Work item
In the listing below, locate the lines bearing the word "legend". Copy every one of them.

--- START ---

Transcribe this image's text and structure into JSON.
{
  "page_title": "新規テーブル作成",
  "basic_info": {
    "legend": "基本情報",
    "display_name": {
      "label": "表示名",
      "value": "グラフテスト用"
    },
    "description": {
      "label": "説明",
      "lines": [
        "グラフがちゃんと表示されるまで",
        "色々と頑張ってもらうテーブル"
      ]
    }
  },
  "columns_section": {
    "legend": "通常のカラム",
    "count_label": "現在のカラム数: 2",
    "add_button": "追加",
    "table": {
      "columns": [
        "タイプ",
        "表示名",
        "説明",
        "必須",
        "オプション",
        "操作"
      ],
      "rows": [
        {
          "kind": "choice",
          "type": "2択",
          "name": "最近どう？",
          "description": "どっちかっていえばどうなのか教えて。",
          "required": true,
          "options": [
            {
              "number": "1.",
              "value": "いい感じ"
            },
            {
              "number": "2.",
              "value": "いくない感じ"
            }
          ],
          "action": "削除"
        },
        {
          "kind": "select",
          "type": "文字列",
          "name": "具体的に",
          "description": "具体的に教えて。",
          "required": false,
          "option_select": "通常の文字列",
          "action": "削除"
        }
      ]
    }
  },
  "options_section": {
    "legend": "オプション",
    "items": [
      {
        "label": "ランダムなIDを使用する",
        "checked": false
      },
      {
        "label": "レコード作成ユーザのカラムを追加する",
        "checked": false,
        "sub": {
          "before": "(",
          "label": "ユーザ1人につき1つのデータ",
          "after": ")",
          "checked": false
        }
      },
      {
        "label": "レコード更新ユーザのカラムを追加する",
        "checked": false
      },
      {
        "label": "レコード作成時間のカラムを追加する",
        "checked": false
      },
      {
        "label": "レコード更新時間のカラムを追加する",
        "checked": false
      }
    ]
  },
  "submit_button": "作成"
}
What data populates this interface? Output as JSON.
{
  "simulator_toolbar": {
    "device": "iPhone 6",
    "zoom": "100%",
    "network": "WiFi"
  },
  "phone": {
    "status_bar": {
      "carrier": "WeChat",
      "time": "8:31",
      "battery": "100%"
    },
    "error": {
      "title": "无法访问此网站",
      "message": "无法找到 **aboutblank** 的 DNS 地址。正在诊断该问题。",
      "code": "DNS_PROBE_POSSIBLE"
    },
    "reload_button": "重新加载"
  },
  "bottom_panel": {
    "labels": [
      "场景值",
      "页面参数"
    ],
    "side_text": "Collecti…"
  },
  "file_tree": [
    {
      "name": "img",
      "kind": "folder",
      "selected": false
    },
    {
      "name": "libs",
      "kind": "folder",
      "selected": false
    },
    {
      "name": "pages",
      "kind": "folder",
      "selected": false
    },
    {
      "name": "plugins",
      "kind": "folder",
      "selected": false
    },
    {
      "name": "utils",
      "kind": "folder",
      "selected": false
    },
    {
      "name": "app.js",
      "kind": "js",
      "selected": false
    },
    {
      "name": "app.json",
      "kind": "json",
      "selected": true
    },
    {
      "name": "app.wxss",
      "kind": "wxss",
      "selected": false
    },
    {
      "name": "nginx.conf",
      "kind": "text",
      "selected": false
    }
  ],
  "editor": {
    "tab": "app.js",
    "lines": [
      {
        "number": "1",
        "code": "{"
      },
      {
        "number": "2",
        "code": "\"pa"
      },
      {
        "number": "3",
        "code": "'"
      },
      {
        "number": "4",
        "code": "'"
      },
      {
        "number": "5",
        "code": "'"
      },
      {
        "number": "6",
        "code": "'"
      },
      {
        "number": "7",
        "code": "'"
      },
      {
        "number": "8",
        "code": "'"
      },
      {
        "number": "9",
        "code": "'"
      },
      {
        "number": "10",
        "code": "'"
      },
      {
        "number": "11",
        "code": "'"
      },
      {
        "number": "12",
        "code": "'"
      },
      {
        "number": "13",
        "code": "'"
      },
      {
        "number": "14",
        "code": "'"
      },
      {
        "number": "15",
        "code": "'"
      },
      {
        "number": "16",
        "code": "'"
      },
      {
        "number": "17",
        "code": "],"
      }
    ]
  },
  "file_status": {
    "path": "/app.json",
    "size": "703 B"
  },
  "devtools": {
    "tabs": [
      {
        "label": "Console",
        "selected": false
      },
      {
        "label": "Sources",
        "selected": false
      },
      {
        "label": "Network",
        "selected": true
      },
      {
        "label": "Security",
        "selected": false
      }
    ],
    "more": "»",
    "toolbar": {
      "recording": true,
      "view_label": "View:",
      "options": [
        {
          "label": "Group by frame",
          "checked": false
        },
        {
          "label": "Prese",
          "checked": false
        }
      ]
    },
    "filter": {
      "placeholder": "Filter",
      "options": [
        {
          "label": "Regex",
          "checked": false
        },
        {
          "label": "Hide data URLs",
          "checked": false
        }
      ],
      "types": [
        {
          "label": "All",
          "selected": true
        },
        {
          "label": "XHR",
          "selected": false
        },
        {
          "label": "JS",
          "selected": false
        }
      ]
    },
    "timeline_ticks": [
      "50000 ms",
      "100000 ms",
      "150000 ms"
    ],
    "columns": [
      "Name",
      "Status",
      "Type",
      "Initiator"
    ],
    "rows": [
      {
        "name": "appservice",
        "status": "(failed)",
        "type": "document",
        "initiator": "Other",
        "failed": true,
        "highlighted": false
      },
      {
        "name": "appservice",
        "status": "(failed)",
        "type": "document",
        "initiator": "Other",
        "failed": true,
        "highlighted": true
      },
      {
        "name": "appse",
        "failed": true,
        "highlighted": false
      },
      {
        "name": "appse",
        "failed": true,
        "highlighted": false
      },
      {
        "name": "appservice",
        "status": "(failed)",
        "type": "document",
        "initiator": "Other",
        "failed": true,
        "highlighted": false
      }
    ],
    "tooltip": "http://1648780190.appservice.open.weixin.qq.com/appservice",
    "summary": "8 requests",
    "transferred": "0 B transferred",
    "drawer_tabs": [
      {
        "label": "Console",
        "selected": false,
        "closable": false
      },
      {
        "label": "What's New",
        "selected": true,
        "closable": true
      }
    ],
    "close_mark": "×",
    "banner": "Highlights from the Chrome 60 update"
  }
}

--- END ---

Result for this task
    "legend": "基本情報",
    "legend": "通常のカラム",
    "legend": "オプション",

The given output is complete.